Curriculum is defined: planned learning experiences with intended outcomes while recognizing the importance of possible unintended outcomes. There are three types of curriculum: (1) explicit (stated curriculum), (2) hidden (unofficial curriculum), and (3) absent or null ( excluded curriculum).
What are cross-curricular issues?
The cross-curricular issues include. Environmental Learning; HIV and AIDS; Population Education; Education for Human Rights. and Democracy (EHRD), Information and Communication Technology (ICT) and Road. Safety.
What is cross-curricular teaching and learning?
What Is Cross-Curricular Learning? Cross-curricular learning is a way to combine different school subjects to deliver a curriculum that children find engaging and enjoyable. It has particular pertinence at primary school where so often as the teacher you are the person teaching most if not all of the subjects.
How do you make cross curricular connections?
5 Ways to Make Cross-Curricular Connections

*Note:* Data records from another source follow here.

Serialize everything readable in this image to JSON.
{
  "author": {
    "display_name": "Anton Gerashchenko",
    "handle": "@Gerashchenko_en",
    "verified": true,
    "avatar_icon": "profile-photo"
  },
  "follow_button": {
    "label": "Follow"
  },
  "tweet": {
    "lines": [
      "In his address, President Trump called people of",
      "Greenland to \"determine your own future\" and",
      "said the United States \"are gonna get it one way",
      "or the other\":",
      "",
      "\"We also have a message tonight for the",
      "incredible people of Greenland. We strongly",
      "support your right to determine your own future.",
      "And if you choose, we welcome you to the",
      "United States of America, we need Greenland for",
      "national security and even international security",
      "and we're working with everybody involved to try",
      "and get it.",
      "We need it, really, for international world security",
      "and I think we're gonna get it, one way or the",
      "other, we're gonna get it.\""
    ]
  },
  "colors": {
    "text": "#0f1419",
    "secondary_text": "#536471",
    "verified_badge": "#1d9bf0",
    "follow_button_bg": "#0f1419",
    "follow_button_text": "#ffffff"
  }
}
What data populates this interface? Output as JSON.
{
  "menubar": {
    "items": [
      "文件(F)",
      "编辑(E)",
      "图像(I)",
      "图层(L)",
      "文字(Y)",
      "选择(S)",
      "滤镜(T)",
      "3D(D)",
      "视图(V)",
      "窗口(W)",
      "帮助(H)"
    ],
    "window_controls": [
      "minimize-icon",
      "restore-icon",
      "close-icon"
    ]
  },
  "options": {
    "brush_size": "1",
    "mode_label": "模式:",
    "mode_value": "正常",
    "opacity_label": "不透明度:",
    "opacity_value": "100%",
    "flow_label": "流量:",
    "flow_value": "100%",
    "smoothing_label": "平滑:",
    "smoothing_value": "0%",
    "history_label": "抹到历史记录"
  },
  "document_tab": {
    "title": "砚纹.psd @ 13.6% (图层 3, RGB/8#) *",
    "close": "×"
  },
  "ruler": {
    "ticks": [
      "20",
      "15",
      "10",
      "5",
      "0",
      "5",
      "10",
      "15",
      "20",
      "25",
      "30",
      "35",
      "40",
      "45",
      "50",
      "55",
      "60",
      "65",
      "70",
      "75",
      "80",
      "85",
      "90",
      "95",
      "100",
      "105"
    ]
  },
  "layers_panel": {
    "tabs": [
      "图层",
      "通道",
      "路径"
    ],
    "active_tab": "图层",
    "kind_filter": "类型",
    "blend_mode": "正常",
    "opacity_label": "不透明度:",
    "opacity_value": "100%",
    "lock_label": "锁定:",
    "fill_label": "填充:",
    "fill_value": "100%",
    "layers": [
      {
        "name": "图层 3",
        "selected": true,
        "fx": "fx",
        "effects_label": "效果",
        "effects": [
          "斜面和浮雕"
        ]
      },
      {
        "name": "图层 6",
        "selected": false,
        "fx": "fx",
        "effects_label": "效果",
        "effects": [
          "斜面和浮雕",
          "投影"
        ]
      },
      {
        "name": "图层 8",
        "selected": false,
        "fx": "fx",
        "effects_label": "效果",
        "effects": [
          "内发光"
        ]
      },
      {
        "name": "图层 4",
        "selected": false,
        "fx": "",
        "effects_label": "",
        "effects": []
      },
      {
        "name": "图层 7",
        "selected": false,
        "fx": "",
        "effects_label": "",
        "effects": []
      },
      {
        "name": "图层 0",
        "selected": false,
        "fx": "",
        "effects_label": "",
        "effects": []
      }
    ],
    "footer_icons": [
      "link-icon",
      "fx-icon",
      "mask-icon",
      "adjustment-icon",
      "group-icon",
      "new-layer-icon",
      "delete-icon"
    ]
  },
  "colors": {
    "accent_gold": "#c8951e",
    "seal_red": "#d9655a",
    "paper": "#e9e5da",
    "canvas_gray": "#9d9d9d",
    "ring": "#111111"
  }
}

- Find collaborators. To begin, identify potential connections between or among content areas.
- Identify standards. Once you’ve collaborated with the expert, the next step would be to identify the standards.
- Discover connections.
- Keep your plan art-centered.
- Share your experience.
Why are cross curricular connections important?
Since it makes connections among disciplines, this approach fosters critical thinking and collaboration from students, as well. Moving away from merely memorizing facts, Cross Curricular learning encourages students to make their own connections and draw their own conclusions based on the material.
What is curricular learning?
Curriculum learning is a way of training a machine learning model where more difficult aspects of a problem are gradually introduced in such a way that the model is always optimally challenged. The skills and knowledge learned in the earlier subjects provide a scaffolding for later lessons.
What does cross curricular look like?
Cross-curricular instruction is defined as: ” a conscious effort to apply knowledge, principles, and/or values to more than one academic discipline simultaneously. The disciplines may be related through a central theme, issue, problem, process, topic, or experience.” (Jacobs, 1989).